"Father" is only used for "you" when talking to your own father. But "older brother" is used for talking to any man who is the same age as your older brother, for people who aren’t related to you.
sing is ca like singing a carol.
Vietnamese people like to joke that karaoke comes from the Vietnamese ca ra OK, meaning singing out is OK.
see is xem (pronounced sem). It is similar to English.
Xem can also mean watch, or look.
The letter I sounds like i in it or ea in eat. At the end of a word it is the long ee, but in the middle of a word it is the shorter i.
go is đi (pronounced dee)
In Vietnamese, the letter D is always written with a line through the top:
Don’t forget to dot your is and cross your ds! You will need to cut and paste them.
To make any command in Vietnamese, you just put the word go! on the end. So if you want to tell someone to "sing!" you say "sing go!"
But if you want to be very polite, you can use the word xin (pronounced sin), meaning please. Literally xin means beg, so you are saying I beg you to .... Perhaps because begging is a sin.
The F sound is always written PH like in phone or photo, in Vietnamese. And Vietnamese people can’t say lm, so the Vietnamese word for film is just phim (pronounced fim).
Remember that you don’t need the word to in Vietnamese.
You can combine vowel sounds together in Vietnamese. ia just sounds like i followed by a, but said quickly. Say i a, ia.
Beer is bia, it sounds the same as in English.
On the other hand, ai sounds like a followed by i, but said quickly. Say a i, ai. It sounds like the English word eye.
who is ai
You say whose beer the same way you say father’s beer.
I hope you sigh when you get something wrong, because the Vietnamese word for wrong or incorrect is sai.

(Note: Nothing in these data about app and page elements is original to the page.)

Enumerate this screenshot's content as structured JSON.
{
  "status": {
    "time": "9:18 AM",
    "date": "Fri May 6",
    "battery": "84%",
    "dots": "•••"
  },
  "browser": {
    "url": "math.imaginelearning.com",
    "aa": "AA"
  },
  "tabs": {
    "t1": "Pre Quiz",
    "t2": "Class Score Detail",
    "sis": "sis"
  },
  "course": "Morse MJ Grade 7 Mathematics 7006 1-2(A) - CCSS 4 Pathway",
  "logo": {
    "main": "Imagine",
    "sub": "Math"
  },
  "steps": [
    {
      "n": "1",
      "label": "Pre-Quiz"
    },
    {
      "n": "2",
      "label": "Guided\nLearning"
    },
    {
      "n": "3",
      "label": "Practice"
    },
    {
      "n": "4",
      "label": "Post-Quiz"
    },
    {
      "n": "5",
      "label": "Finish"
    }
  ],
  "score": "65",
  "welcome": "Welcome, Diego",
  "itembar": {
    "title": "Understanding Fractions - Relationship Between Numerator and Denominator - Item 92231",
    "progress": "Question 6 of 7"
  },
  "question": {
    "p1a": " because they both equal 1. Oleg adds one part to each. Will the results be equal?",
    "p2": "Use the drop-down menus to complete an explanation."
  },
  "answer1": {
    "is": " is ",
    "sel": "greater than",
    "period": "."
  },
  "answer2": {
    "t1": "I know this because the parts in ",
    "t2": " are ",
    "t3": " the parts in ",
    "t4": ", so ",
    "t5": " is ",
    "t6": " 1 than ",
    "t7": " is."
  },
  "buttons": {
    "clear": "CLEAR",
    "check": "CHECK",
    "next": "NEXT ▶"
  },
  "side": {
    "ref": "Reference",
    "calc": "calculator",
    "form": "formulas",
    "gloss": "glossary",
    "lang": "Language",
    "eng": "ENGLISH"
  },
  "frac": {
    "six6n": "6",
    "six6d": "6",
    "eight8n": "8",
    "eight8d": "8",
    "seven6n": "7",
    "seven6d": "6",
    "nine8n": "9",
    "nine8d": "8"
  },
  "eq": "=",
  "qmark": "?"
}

The letter O in Vietnamese sounds like the o in top. It is the o in Saigon.
The Vietnamese word for big is to (like in top).
ao sounds like a followed by o. Say a o, ao. I think the a in ao sounds a bit more like the a in cat than it normally does. ao sounds a bit like in cow. But be careful to make sure it ends with an o sound and not a u (oo) sound, because ao and au are different sounds in Vietnamese.

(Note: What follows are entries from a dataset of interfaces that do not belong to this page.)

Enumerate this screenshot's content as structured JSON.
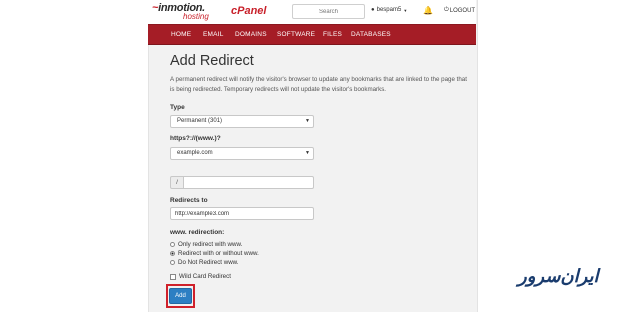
{
  "brand": {
    "logo_main": "inmotion.",
    "logo_sub": "hosting",
    "cpanel": "cPanel"
  },
  "header": {
    "search_placeholder": "Search",
    "username": "bespam5",
    "logout": "LOGOUT"
  },
  "nav": {
    "items": [
      "HOME",
      "EMAIL",
      "DOMAINS",
      "SOFTWARE",
      "FILES",
      "DATABASES"
    ]
  },
  "page": {
    "title": "Add Redirect",
    "description": "A permanent redirect will notify the visitor's browser to update any bookmarks that are linked to the page that is being redirected. Temporary redirects will not update the visitor's bookmarks."
  },
  "form": {
    "type_label": "Type",
    "type_value": "Permanent (301)",
    "domain_label": "https?://(www.)?",
    "domain_value": "example.com",
    "slash": "/",
    "path_value": "",
    "redirects_to_label": "Redirects to",
    "redirects_to_value": "http://example3.com",
    "www_label": "www. redirection:",
    "www_options": [
      "Only redirect with www.",
      "Redirect with or without www.",
      "Do Not Redirect www."
    ],
    "www_selected_index": 1,
    "wildcard_label": "Wild Card Redirect",
    "wildcard_checked": false,
    "add_button": "Add"
  },
  "watermark": "ایران‌سرور",
  "colors": {
    "nav_bg": "#a51d26",
    "brand_red": "#c8202a",
    "button_blue": "#2d7fc3",
    "highlight_border": "#d0212b"
  }
}
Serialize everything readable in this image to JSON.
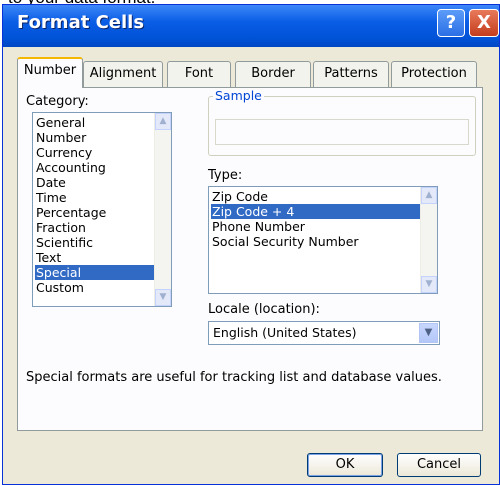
{
  "page_fragment": "to your data format.",
  "window": {
    "title": "Format Cells",
    "help_button": "?",
    "close_button": "X"
  },
  "tabs": [
    {
      "label": "Number",
      "active": true
    },
    {
      "label": "Alignment",
      "active": false
    },
    {
      "label": "Font",
      "active": false
    },
    {
      "label": "Border",
      "active": false
    },
    {
      "label": "Patterns",
      "active": false
    },
    {
      "label": "Protection",
      "active": false
    }
  ],
  "category": {
    "label": "Category:",
    "items": [
      "General",
      "Number",
      "Currency",
      "Accounting",
      "Date",
      "Time",
      "Percentage",
      "Fraction",
      "Scientific",
      "Text",
      "Special",
      "Custom"
    ],
    "selected": "Special"
  },
  "sample": {
    "legend": "Sample",
    "value": ""
  },
  "type": {
    "label": "Type:",
    "items": [
      "Zip Code",
      "Zip Code + 4",
      "Phone Number",
      "Social Security Number"
    ],
    "selected": "Zip Code + 4"
  },
  "locale": {
    "label": "Locale (location):",
    "value": "English (United States)"
  },
  "description": "Special formats are useful for tracking list and database values.",
  "buttons": {
    "ok": "OK",
    "cancel": "Cancel"
  },
  "colors": {
    "title_bar": "#0a5de6",
    "selection": "#316ac5",
    "dialog_face": "#ece9d8",
    "sample_legend": "#0046d5"
  },
  "icons": {
    "scroll_up": "triangle-up",
    "scroll_down": "triangle-down",
    "dropdown": "chevron-down"
  }
}
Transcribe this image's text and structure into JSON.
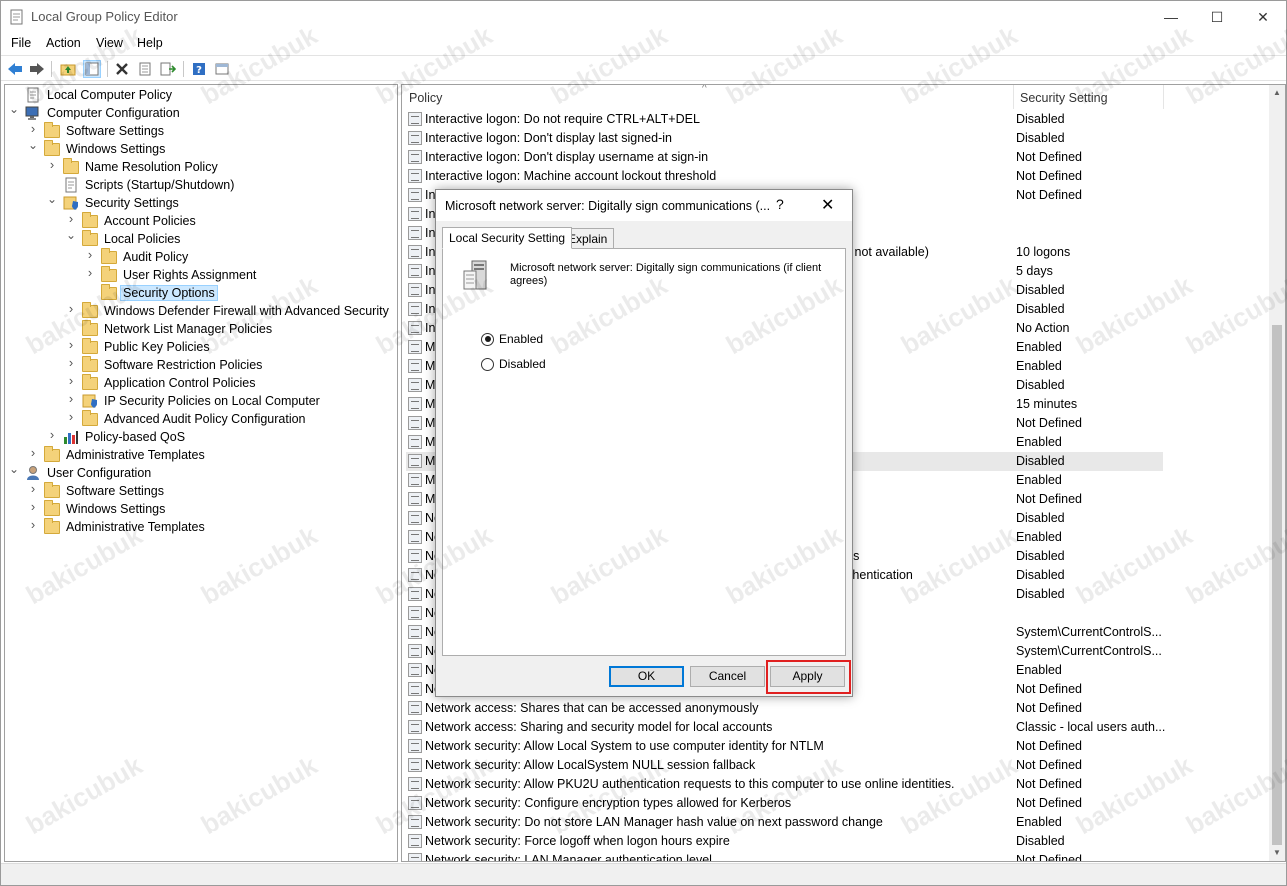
{
  "window": {
    "title": "Local Group Policy Editor",
    "minimize_glyph": "—",
    "maximize_glyph": "☐",
    "close_glyph": "✕"
  },
  "menu": [
    "File",
    "Action",
    "View",
    "Help"
  ],
  "toolbar_icons": [
    "back-arrow-icon",
    "forward-arrow-icon",
    "up-folder-icon",
    "show-hide-tree-icon",
    "delete-icon",
    "properties-icon",
    "export-list-icon",
    "help-icon",
    "view-icon"
  ],
  "tree": [
    {
      "label": "Local Computer Policy",
      "level": 0,
      "icon": "computer-policy-icon",
      "chevron": ""
    },
    {
      "label": "Computer Configuration",
      "level": 0,
      "icon": "computer-icon",
      "chevron": "v"
    },
    {
      "label": "Software Settings",
      "level": 1,
      "icon": "folder-icon",
      "chevron": ">"
    },
    {
      "label": "Windows Settings",
      "level": 1,
      "icon": "folder-icon",
      "chevron": "v"
    },
    {
      "label": "Name Resolution Policy",
      "level": 2,
      "icon": "folder-icon",
      "chevron": ">"
    },
    {
      "label": "Scripts (Startup/Shutdown)",
      "level": 2,
      "icon": "scripts-icon",
      "chevron": ""
    },
    {
      "label": "Security Settings",
      "level": 2,
      "icon": "security-settings-icon",
      "chevron": "v"
    },
    {
      "label": "Account Policies",
      "level": 3,
      "icon": "folder-icon",
      "chevron": ">"
    },
    {
      "label": "Local Policies",
      "level": 3,
      "icon": "folder-icon",
      "chevron": "v"
    },
    {
      "label": "Audit Policy",
      "level": 4,
      "icon": "folder-icon",
      "chevron": ">"
    },
    {
      "label": "User Rights Assignment",
      "level": 4,
      "icon": "folder-icon",
      "chevron": ">"
    },
    {
      "label": "Security Options",
      "level": 4,
      "icon": "folder-icon",
      "chevron": "",
      "selected": true
    },
    {
      "label": "Windows Defender Firewall with Advanced Security",
      "level": 3,
      "icon": "folder-icon",
      "chevron": ">"
    },
    {
      "label": "Network List Manager Policies",
      "level": 3,
      "icon": "folder-icon",
      "chevron": ""
    },
    {
      "label": "Public Key Policies",
      "level": 3,
      "icon": "folder-icon",
      "chevron": ">"
    },
    {
      "label": "Software Restriction Policies",
      "level": 3,
      "icon": "folder-icon",
      "chevron": ">"
    },
    {
      "label": "Application Control Policies",
      "level": 3,
      "icon": "folder-icon",
      "chevron": ">"
    },
    {
      "label": "IP Security Policies on Local Computer",
      "level": 3,
      "icon": "ip-security-icon",
      "chevron": ">"
    },
    {
      "label": "Advanced Audit Policy Configuration",
      "level": 3,
      "icon": "folder-icon",
      "chevron": ">"
    },
    {
      "label": "Policy-based QoS",
      "level": 2,
      "icon": "qos-chart-icon",
      "chevron": ">"
    },
    {
      "label": "Administrative Templates",
      "level": 1,
      "icon": "folder-icon",
      "chevron": ">"
    },
    {
      "label": "User Configuration",
      "level": 0,
      "icon": "user-icon",
      "chevron": "v"
    },
    {
      "label": "Software Settings",
      "level": 1,
      "icon": "folder-icon",
      "chevron": ">"
    },
    {
      "label": "Windows Settings",
      "level": 1,
      "icon": "folder-icon",
      "chevron": ">"
    },
    {
      "label": "Administrative Templates",
      "level": 1,
      "icon": "folder-icon",
      "chevron": ">"
    }
  ],
  "columns": {
    "policy": "Policy",
    "setting": "Security Setting"
  },
  "policies": [
    {
      "name": "Interactive logon: Do not require CTRL+ALT+DEL",
      "value": "Disabled"
    },
    {
      "name": "Interactive logon: Don't display last signed-in",
      "value": "Disabled"
    },
    {
      "name": "Interactive logon: Don't display username at sign-in",
      "value": "Not Defined"
    },
    {
      "name": "Interactive logon: Machine account lockout threshold",
      "value": "Not Defined"
    },
    {
      "name": "Inf",
      "value": "Not Defined"
    },
    {
      "name": "Int",
      "value": ""
    },
    {
      "name": "Int",
      "value": ""
    },
    {
      "name": "Int",
      "tail": "is not available)",
      "value": "10 logons"
    },
    {
      "name": "Int",
      "value": "5 days"
    },
    {
      "name": "Int",
      "tail": "n",
      "value": "Disabled"
    },
    {
      "name": "Int",
      "value": "Disabled"
    },
    {
      "name": "Int",
      "value": "No Action"
    },
    {
      "name": "Mi",
      "value": "Enabled"
    },
    {
      "name": "Mi",
      "value": "Enabled"
    },
    {
      "name": "Mi",
      "value": "Disabled"
    },
    {
      "name": "Mi",
      "tail": "n",
      "value": "15 minutes"
    },
    {
      "name": "Mi",
      "value": "Not Defined"
    },
    {
      "name": "Mi",
      "value": "Enabled"
    },
    {
      "name": "Mi",
      "value": "Disabled",
      "highlight": true
    },
    {
      "name": "Mi",
      "value": "Enabled"
    },
    {
      "name": "Mi",
      "value": "Not Defined"
    },
    {
      "name": "Ne",
      "value": "Disabled"
    },
    {
      "name": "Ne",
      "value": "Enabled"
    },
    {
      "name": "Ne",
      "tail": "res",
      "value": "Disabled"
    },
    {
      "name": "Ne",
      "tail": "uthentication",
      "value": "Disabled"
    },
    {
      "name": "Ne",
      "value": "Disabled"
    },
    {
      "name": "Ne",
      "value": ""
    },
    {
      "name": "Ne",
      "value": "System\\CurrentControlS..."
    },
    {
      "name": "Ne",
      "value": "System\\CurrentControlS..."
    },
    {
      "name": "Ne",
      "value": "Enabled"
    },
    {
      "name": "Ne",
      "value": "Not Defined"
    },
    {
      "name": "Network access: Shares that can be accessed anonymously",
      "value": "Not Defined"
    },
    {
      "name": "Network access: Sharing and security model for local accounts",
      "value": "Classic - local users auth..."
    },
    {
      "name": "Network security: Allow Local System to use computer identity for NTLM",
      "value": "Not Defined"
    },
    {
      "name": "Network security: Allow LocalSystem NULL session fallback",
      "value": "Not Defined"
    },
    {
      "name": "Network security: Allow PKU2U authentication requests to this computer to use online identities.",
      "value": "Not Defined"
    },
    {
      "name": "Network security: Configure encryption types allowed for Kerberos",
      "value": "Not Defined"
    },
    {
      "name": "Network security: Do not store LAN Manager hash value on next password change",
      "value": "Enabled"
    },
    {
      "name": "Network security: Force logoff when logon hours expire",
      "value": "Disabled"
    },
    {
      "name": "Network security: LAN Manager authentication level",
      "value": "Not Defined"
    }
  ],
  "dialog": {
    "title": "Microsoft network server: Digitally sign communications (...",
    "help_glyph": "?",
    "close_glyph": "✕",
    "tabs": [
      "Local Security Setting",
      "Explain"
    ],
    "description": "Microsoft network server: Digitally sign communications (if client agrees)",
    "options": {
      "enabled": "Enabled",
      "disabled": "Disabled",
      "selected": "enabled"
    },
    "buttons": {
      "ok": "OK",
      "cancel": "Cancel",
      "apply": "Apply"
    }
  },
  "watermark": "bakicubuk",
  "colors": {
    "selection": "#cce8ff",
    "apply_highlight": "#e02020",
    "default_button": "#0078d7"
  }
}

Say hao nao braon cao.
How like in how big or how far is almost the same in Vietnamese, but it begins with the letter B instead. So you say bao big is it?, or bao far is it?.
In English, question words like "how", "what", or "where" get moved to the start of the sentence. In Vietnamese they stay at the end of the sentence where they belong.
How would you say How far is the car? (litterally, The car is how far?)
On the other hand, oa sounds like o followed by a. Sometimes it sounds a bit like wa or owa if you say it quickly.
The Vietnamese word for flower is "hoa".
That’s the end of lesson one. I hope you didn’t get too many sai.